Patients in the intensive care unit with an imbalanced microbiome are at increased risk for complications and longer ICU stays, according to findings presented at Clinical Nutrition Week 2017.
Paul Wischmeyer, MD, professor of anesthesiology and surgery and director of perioperative research at Duke Clinical Research Institute, in Durham, N.C., who also is part of the ICU Microbiome Project, told meeting attendees that ICU patients experience significant microbiome perturbations and added complications, including acute respiratory distress syndrome (ARDS).
“ICU patients have massive loss of health-promoting bacteria and higher levels of pathogenic species, compared with healthy patients,” Dr. Wischmeyer said. “It is astonishing how rapidly pathogenic bacteria flourish and how this shift to dysbiosis appears to affect a variety of outcomes.”
Dr. Wischmeyer and his colleagues have been examining fecal and oral microbiome samples from 115 ICU patients treated at four hospitals and comparing them with samples from healthy people participating in the American Gut project. In previous research, they found decreases in populations of Bacteroides and Firmicutes, as well as the healthy bacterium, Faecalibacterium prausnitzii, which produces short-chain fatty acids that help preserve normal gut barrier function (mSphere 2016;1. pii:e00199-16). Meanwhile, they discovered increases in the relative abundance of Proteobacteria, a phylum of gram-negative bacteria linked to infections in ICU and hospitalized patients.
ICU patients also tended to lose overall fecal microbiota diversity, with some patients having only one organism compose 95% of their fecal bacteria after a short time in the ICU, he explained.
“We even see the microbiome of some ICU patients begin to resemble that of decomposing bodies,” Dr. Wischmeyer said, noting that his group found similar microbiome changes across all ICU study sites.

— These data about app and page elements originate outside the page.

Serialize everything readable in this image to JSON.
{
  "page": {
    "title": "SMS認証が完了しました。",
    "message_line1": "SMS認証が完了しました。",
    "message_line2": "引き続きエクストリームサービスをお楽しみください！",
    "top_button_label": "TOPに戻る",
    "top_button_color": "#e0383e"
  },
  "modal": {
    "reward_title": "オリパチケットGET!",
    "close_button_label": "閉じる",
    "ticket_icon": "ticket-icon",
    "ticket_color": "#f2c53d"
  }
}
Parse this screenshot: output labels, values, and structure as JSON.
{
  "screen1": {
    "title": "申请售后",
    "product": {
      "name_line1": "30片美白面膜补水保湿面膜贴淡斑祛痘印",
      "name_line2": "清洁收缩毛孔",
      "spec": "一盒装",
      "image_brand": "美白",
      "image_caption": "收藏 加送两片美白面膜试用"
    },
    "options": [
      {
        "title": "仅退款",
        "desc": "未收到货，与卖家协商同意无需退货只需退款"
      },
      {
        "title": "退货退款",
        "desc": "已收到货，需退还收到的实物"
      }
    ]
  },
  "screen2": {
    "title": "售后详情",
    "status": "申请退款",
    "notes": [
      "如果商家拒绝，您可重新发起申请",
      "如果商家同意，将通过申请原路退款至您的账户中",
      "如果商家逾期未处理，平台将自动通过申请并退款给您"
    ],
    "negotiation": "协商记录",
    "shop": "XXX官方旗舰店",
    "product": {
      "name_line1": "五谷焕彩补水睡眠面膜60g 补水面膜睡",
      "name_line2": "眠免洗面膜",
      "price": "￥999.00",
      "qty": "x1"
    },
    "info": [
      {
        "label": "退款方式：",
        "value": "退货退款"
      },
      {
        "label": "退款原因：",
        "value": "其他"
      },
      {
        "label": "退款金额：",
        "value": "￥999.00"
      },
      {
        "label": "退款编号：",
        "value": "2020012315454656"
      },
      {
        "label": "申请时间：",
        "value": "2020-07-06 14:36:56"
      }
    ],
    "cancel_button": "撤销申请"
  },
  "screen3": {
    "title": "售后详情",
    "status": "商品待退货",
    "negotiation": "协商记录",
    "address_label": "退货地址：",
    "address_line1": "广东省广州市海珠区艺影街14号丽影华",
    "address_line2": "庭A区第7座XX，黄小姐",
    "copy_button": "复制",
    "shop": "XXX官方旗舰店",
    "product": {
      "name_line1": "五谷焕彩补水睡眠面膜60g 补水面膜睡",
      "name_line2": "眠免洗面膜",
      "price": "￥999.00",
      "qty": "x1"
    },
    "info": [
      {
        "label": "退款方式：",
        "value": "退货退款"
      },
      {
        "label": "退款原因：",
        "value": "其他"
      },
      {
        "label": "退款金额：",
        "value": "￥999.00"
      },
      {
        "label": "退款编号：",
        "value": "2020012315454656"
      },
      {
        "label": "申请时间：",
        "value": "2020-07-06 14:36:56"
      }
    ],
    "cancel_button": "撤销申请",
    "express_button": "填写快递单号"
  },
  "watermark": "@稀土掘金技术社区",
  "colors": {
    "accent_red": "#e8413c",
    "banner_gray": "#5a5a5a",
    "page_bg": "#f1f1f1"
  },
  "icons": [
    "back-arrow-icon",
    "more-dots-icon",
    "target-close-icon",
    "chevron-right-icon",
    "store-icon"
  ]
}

In a new analysis he presented at Clinical Nutrition Week of the same ICU patients’ intestinal metabolome—the collection of microbial metabolites—he and his colleagues again found significant differences between ICU and healthy samples taken from the American Gut project.
The new findings reveal links between several outcomes and metabolomic and microbial changes, Dr. Wischmeyer said. “For example, our initial analysis of these data show increased APACHE [Acute Physiology and Chronic Health Evaluation] and NUTRIC [Nutrition Risk in the Critically Ill] scores correlated with shifts in the fecal metabolome of ICU patients,” he said.
A Loss of Diversity
ICU patients who experienced ARDS also tended to have larger populations of Enterobacteriaceae and Comamonas in their oral samples and greater populations of Coprococcus in their fecal samples. “Loss of microbial diversity was found to correlate with prolonged ICU stay as well,” Dr. Wischmeyer reported.
He said his team is analyzing the data, but they also are finding that the greater the changes in the microbiome between admission and discharge, the more they correlate with adverse outcomes.
Why the microbiome of ICU patients is so imbalanced is yet to be fully understood, but a number of variables likely play a role, Dr. Wischmeyer said. “Dysbiosis of the oral microbiome in our study was significantly affected by total antibiotic pressure in the ICU, but the fecal microbiome was not,” he said. “It is likely that use of other medications, like sedatives and painkillers, as well as a lack of nutrition also have an impact.
“The original illness leading to need for the ICU is an issue, but our treatments are also damaging to normal bacteria, and potentially to a patient’s long-term outcome,” he added.
Other Factors to Consider
Rob MacLaren, PharmD, associate professor at the University of Colorado Skaggs School of Pharmacy and Pharmaceutical Sciences, in Aurora, agreed that antibiotics are likely only one of the causes of microbial imbalances in ICU patients. “Many other factors, such as acid suppression, feeding and various procedures, will also affect the microbiome,” Dr. MacLaren said.
He called for more research to shed light on what he called “a bit of a chicken-and-egg situation” when it comes to the interplay between a disordered microbiome and ICU stays. Greater changes to the microbiome are associated with longer stays in the ICU, but longer stays increase the likelihood that a patient will be exposed to multiple antibiotics and other treatments, adding to the risk for more illness. “All of these are probable risk factors for altered microbiomes,” Dr. MacLaren said.
To the extent that Dr. Wischmeyer’s data do show antibiotics detrimentally affect the microbiome, clinicians now have another reason to be judicious about their use of antibiotics, Dr. MacLaren noted. “We are taught to start antimicrobials empirically with broad coverage and to switch to a narrow-spectrum agent once we know the organism, but in many cases an offending organism is never identified and we continue administering broad-spectrum agents,” he said. “I suspect that we can do a better job stepping down and limiting the duration of antimicrobial therapies in the ICU.”
Dr. Wischmeyer echoed this, saying that even short periods of broad-spectrum antibiotic use appear to devastate the microbiome. “We hope our data compels providers to realize the extent of the impact they have on patients when they use these agents,” he said.